In case you didn’t know, my current efforts to get published are by no means the first. I once managed to secure the services of an agent for a now long-forgotten young adult book. $120 and a year later, if I recall correctly, I told her thanks for her efforts, whatever those might be, and we parted ways.
Then there has been the recent publication of my book, The Holy Fool. I have nothing but thanks to them for giving me a chance to get published, and even if I’m not the biggest bestseller, at least I got farther than I have before.
During my recent research into self-publishing and related systems, I came across the radar of a company that provides services to self-publishing authors. I will not name this company here. Suffice it to say that through my research and investigation of the company, I was convinced that they were a legitimate company that truly believed that they could provide resources that that could turn me into a better-known author that could make a living at writing.
It was because of that I found myself on the phone last Friday evening with a representative of this company to discuss the plans I had for a possible series based on a project I have already written.
The discussion was quite amicable, informative, and to the point. During our conversation, it was clear that he had researched my book and its success as far as being widely known was, to be honest, extremely modest. I established that I knew little of book cover design and also little of search engine optimization and keyword usage. He gave me a couple pieces of advice and some complimentary research materials.
Eventually, it came down to cost. It always does underneath these circumstances, when a company approaches a person rather than the other way around. In this case, $6,000 for full services, or perhaps three payments of $2,400 every three months. After a few pleasantries and sincere thanks, we ended the call.
What sort of price do you put on a dream? How do you justify spending that amount of money on something when, until very recently, being able to scrape together just $1,000 on short notice without resorting to a loan was not a guarantee.
“There’s got to be a less expensive way to do all that,” was the thought of my wife Laura after the meeting. I’ve stayed married for 25-plus years because I tend more often than not to listen to my wife.
And that wasn’t even the biggest amount I would have paid to a publishing company. Another company that will not be named seriously quoted me a number of $20,000 for a full service package. Again, however, how do I justify investing that much into my art when I have a life and family to maintain?
That’s not even touching on how this conversation made me think about the difference between writing as a business and writing for writing’s sake. If my experience with fan fiction has taught me anything, it’s that I can find artistic validation and satisfaction totally absent a profit motive. (That question might be worth its own entry.)

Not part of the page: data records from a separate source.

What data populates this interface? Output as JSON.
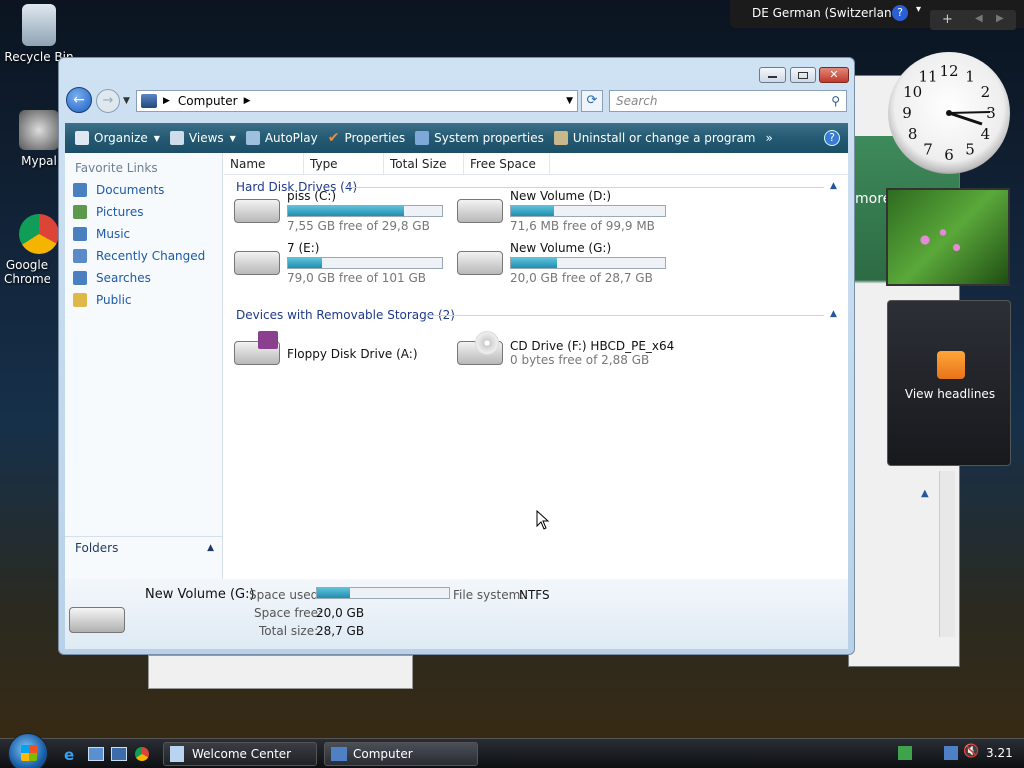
{
  "desktop": {
    "icons": [
      {
        "label": "Recycle Bin"
      },
      {
        "label": "Mypal"
      },
      {
        "label": "Google Chrome"
      }
    ]
  },
  "language_bar": {
    "text": "DE German (Switzerland)"
  },
  "gadgets": {
    "rss_label": "View headlines",
    "clock_numerals": [
      "12",
      "1",
      "2",
      "3",
      "4",
      "5",
      "6",
      "7",
      "8",
      "9",
      "10",
      "11"
    ]
  },
  "window": {
    "address": {
      "location": "Computer"
    },
    "search": {
      "placeholder": "Search"
    },
    "toolbar": {
      "organize": "Organize",
      "views": "Views",
      "autoplay": "AutoPlay",
      "properties": "Properties",
      "system_properties": "System properties",
      "uninstall": "Uninstall or change a program",
      "more": "»"
    },
    "nav": {
      "favorite_links_title": "Favorite Links",
      "items": [
        {
          "label": "Documents",
          "icon": "documents-icon"
        },
        {
          "label": "Pictures",
          "icon": "pictures-icon"
        },
        {
          "label": "Music",
          "icon": "music-icon"
        },
        {
          "label": "Recently Changed",
          "icon": "recently-changed-icon"
        },
        {
          "label": "Searches",
          "icon": "searches-icon"
        },
        {
          "label": "Public",
          "icon": "folder-icon"
        }
      ],
      "folders_label": "Folders"
    },
    "columns": [
      "Name",
      "Type",
      "Total Size",
      "Free Space"
    ],
    "groups": {
      "hard_disks": "Hard Disk Drives (4)",
      "removable": "Devices with Removable Storage (2)"
    },
    "hard_disks": [
      {
        "name": "piss (C:)",
        "free": "7,55 GB free of 29,8 GB",
        "used_fraction": 0.75
      },
      {
        "name": "New Volume (D:)",
        "free": "71,6 MB free of 99,9 MB",
        "used_fraction": 0.28
      },
      {
        "name": "7 (E:)",
        "free": "79,0 GB free of 101 GB",
        "used_fraction": 0.22
      },
      {
        "name": "New Volume (G:)",
        "free": "20,0 GB free of 28,7 GB",
        "used_fraction": 0.3
      }
    ],
    "removable": [
      {
        "name": "Floppy Disk Drive (A:)"
      },
      {
        "name": "CD Drive (F:) HBCD_PE_x64",
        "free": "0 bytes free of 2,88 GB"
      }
    ],
    "details": {
      "name": "New Volume (G:)",
      "space_used_label": "Space used:",
      "space_used_fraction": 0.25,
      "space_free_label": "Space free:",
      "space_free_value": "20,0 GB",
      "total_size_label": "Total size:",
      "total_size_value": "28,7 GB",
      "fs_label": "File system:",
      "fs_value": "NTFS"
    }
  },
  "taskbar": {
    "buttons": [
      "Welcome Center",
      "Computer"
    ],
    "time": "3.21"
  },
  "background_window": {
    "partial_text": "more"
  }
}
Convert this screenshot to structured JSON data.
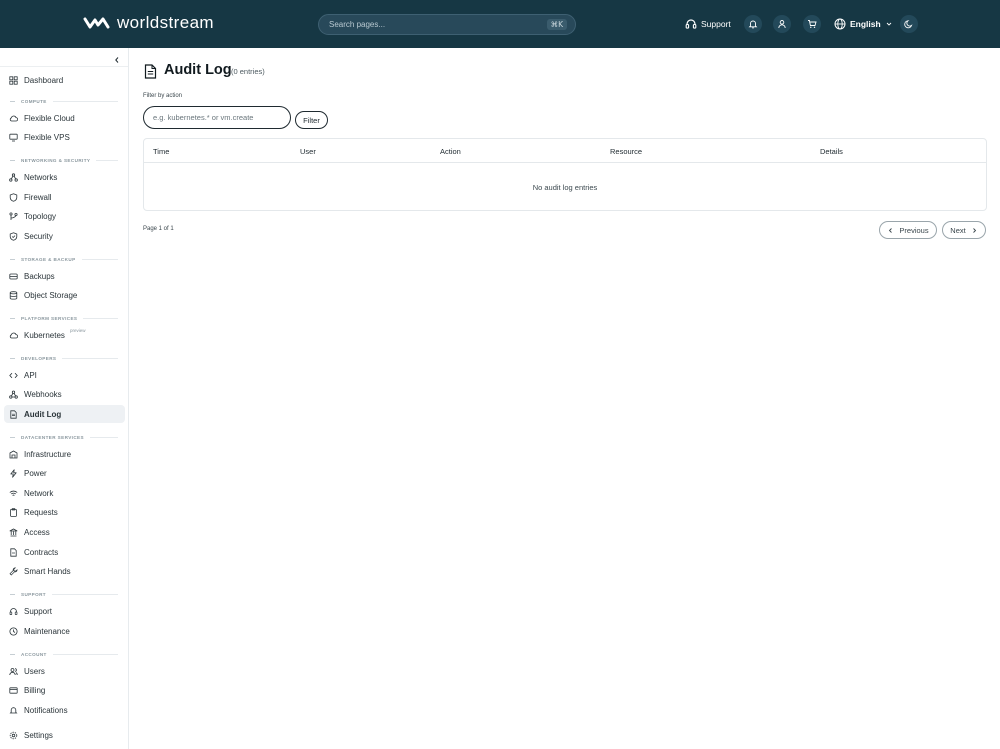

So, anyway, I’m back to where I was, investigating future possibilities. Might my path be perfect and lead to fortune and fame? It might not. However, it will likely be something that I can manage to afford, and I am hoping it will be totally mine.